CAFC Dismisses Appeal of PTAB Determination Because it Partially Involved Time-Bar

On May 13, the United States Court of Appeals for the Federal Circuit dismissed Bennett Regulator Guards, Inc.’s (Bennett) challenge of a Patent Trial and Appeal Board (PTAB) decision to vacate the institution of an inter partes review (IPR), citing a lack of jurisdiction, since the PTAB’s decision was based in part on its reconsideration of whether the petitioner was time barred from petitioning for IPR under 35 U.S.C. § 315(b). Judge Pauline Newman dissented.

LG’s Recent Infringement Fight Against TCL Could Take Some Tips from DivX’s Approach

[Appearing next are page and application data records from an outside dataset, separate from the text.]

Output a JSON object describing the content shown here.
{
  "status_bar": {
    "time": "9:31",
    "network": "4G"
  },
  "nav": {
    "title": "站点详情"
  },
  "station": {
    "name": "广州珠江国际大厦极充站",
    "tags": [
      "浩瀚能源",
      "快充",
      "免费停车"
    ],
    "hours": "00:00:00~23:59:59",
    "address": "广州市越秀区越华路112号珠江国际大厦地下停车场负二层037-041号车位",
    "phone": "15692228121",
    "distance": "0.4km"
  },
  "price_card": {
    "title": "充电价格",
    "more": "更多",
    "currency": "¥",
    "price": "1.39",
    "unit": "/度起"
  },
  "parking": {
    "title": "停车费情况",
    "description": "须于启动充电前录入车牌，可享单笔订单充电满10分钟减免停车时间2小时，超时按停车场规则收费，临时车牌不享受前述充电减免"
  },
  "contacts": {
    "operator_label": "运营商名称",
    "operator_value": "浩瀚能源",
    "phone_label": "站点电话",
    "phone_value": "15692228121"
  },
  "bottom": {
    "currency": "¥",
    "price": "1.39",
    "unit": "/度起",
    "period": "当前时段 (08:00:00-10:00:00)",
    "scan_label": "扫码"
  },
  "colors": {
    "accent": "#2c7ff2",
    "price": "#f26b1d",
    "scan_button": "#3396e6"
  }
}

On April 21, 2022, LG Electronics Inc. filed suit against Chinese television manufacturer, TCL, through several of its affiliates and related entities, in the Eastern District of Texas for patent infringement. See LG Electronics, Inc. v. TCL Electronics Holding Ltd. et al, Case: 2:22-cv-00122 (EDTX). The patents relate to display hardware, wireless transmission technology, and user interface controls. Several of TCL’s 4-Series, 5-Series, and 6-Series TVs are accused of infringement. The patents asserted by LG are U.S. Patent Nos. 7,982,803, 9,080,740, 9,788,346, 10,334,311 and 10,499,431. LG requests a jury trial, seeks a permanent injunction, and a finding that the infringement is willful (for enhancement purposes) and exceptional (for the awarding of attorneys’ fees).

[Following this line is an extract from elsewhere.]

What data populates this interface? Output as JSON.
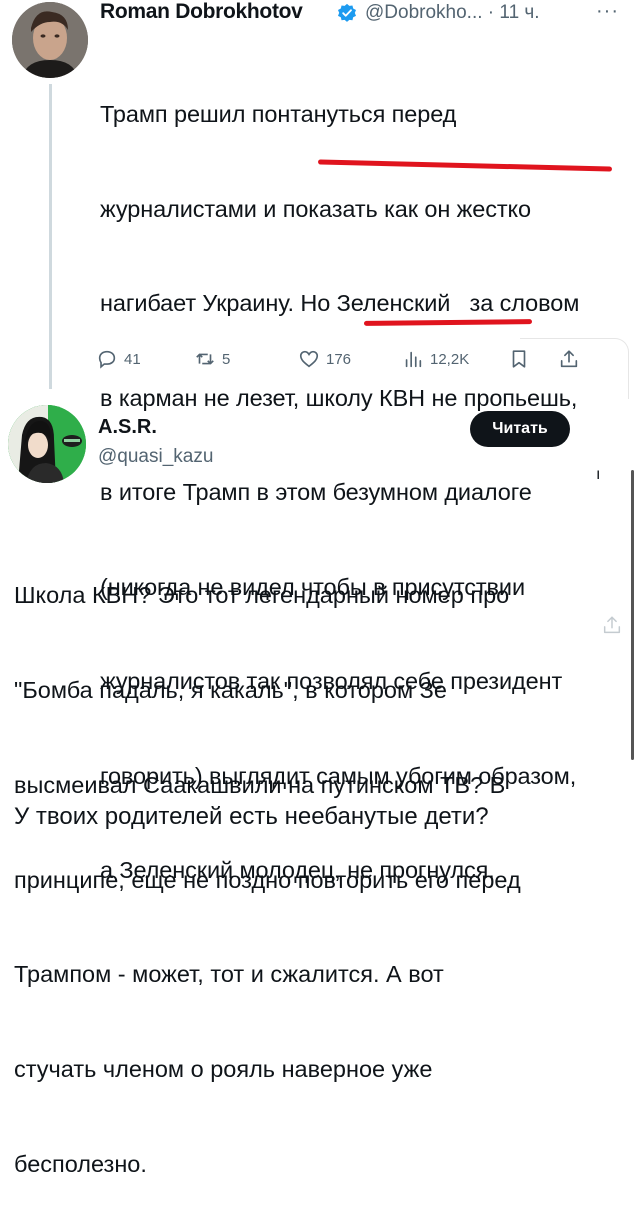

This Week in Washington IP: Biden’s Budget Request for Clean Energy RD&D, Building the EV Industry’s Workforce, and a Conversation on Crypto with Senator Lummis

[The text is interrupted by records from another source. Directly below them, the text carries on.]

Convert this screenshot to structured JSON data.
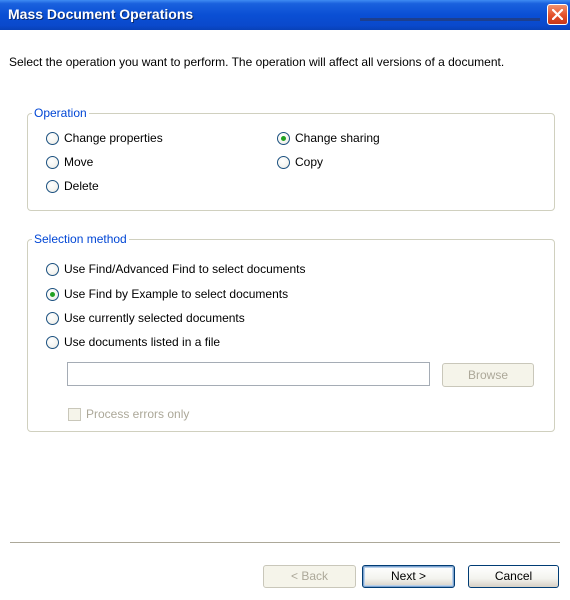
{
  "window": {
    "title": "Mass Document Operations",
    "prompt": "Select the operation you want to perform. The operation will affect all versions of a document."
  },
  "operation": {
    "legend": "Operation",
    "options": [
      {
        "label": "Change properties",
        "checked": false
      },
      {
        "label": "Change sharing",
        "checked": true
      },
      {
        "label": "Move",
        "checked": false
      },
      {
        "label": "Copy",
        "checked": false
      },
      {
        "label": "Delete",
        "checked": false
      }
    ]
  },
  "selection_method": {
    "legend": "Selection method",
    "options": [
      {
        "label": "Use Find/Advanced Find to select documents",
        "checked": false
      },
      {
        "label": "Use Find by Example to select documents",
        "checked": true
      },
      {
        "label": "Use currently selected documents",
        "checked": false
      },
      {
        "label": "Use documents listed in a file",
        "checked": false
      }
    ],
    "file_path_value": "",
    "browse_label": "Browse",
    "process_errors_label": "Process errors only",
    "process_errors_checked": false
  },
  "footer": {
    "back_label": "< Back",
    "next_label": "Next >",
    "cancel_label": "Cancel"
  },
  "colors": {
    "title_bar": "#0a4fd4",
    "legend_text": "#0046d5",
    "radio_checked": "#21a121",
    "close_button": "#e3502a"
  }
}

This week in Washington IP news, several subcommittees in the House of Representatives take a closer look at President Joe Biden’s budgetary request for the 2023 fiscal year, which was released in late March. On Friday, the House Research and Technology Subcommittee explores ways that the federal government can support the workforce needs of the growing electric vehicle industry. Elsewhere, the Information Technology & Innovation Foundation discusses the findings of its most recent annual report on federal funding for clean energy RD&D, while the American Enterprise Institute hosts a conversation with Senator Cynthia Lummis (R-WY) on the prospects of the U.S. federal government adopting a centralized cryptocurrency despite the recent crypto crash.

Opinion: Growing Misuse of Patent Protections Threatens U.S. Competitiveness and Security

The chaotic state of the world today makes it increasingly difficult for American companies to compete. Russian hostility has the democratic world on edge, U.S. inflation is at a 40-year high and hitting consumers hard, and China continues its aggressive push for economic and technological dominance.  To stay on top, the United States must out-innovate our competitors. America needs to lead the world in cutting-edge products and new technologies, and those are made possible by policies that support the innovation economy. The Ukraine crisis makes it clear that energy and cyber policy is crucial. Recently, the U.S. Trade Representative told Congress that supporting and protecting the full range of our innovators from China’s distortive practices is critical to our nation’s future.

A Tale of Two Googles: Patent System Champion or Crux of the Problem?

On April 28, Google published a blog by their general counsel, Halimah DeLaine Prado, about the crisis condition of the U.S. patent system. Prado portrays Google as a strong supporter of the patent system, citing their history in initiatives to spur new inventions and technologies. For example, Google was a key player in 2013 in starting the Open Patent Non-Assertion Pledge (to not sue on open-source software). Google was also instrumental in the beginnings of the License On Transfer network (which helps members who have been sued by “patent trolls”). Google has provided technical support for the Prior Art Archive. Prado notes that Google has 42,000 patents, which she says they license at “fair value,” and sell to grow the portfolios of other companies, all in the interest of small businesses.